Each line that holds the word "Jewelry" counts once; give the total for the records below and nothing else.

(Data about app and page elements)

== == ==

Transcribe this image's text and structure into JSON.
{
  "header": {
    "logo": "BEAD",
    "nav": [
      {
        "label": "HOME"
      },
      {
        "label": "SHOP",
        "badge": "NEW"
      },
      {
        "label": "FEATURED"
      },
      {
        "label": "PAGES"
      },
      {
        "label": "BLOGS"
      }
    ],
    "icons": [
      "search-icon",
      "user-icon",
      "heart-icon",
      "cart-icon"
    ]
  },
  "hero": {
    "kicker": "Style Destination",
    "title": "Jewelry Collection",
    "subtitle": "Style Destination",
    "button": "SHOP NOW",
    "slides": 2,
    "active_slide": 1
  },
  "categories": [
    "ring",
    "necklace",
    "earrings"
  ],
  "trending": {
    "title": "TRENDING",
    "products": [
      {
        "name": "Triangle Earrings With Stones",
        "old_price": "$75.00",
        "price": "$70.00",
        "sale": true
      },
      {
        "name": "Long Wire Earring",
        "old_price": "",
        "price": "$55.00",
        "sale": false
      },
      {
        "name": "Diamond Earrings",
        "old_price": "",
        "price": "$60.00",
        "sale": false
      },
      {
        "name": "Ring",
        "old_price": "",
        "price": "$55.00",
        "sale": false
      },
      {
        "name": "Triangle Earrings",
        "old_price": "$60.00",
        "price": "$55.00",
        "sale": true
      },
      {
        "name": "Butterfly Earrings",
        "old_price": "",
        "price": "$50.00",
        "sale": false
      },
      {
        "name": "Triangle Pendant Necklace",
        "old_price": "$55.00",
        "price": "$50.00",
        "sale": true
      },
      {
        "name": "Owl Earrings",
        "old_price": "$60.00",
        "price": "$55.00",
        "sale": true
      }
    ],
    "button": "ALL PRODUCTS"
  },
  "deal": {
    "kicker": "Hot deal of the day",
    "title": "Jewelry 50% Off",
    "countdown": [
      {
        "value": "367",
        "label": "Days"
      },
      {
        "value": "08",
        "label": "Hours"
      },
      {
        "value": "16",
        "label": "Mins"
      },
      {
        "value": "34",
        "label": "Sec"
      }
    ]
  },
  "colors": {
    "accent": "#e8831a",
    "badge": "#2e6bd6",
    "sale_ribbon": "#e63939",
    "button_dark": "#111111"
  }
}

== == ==

Solution below:
2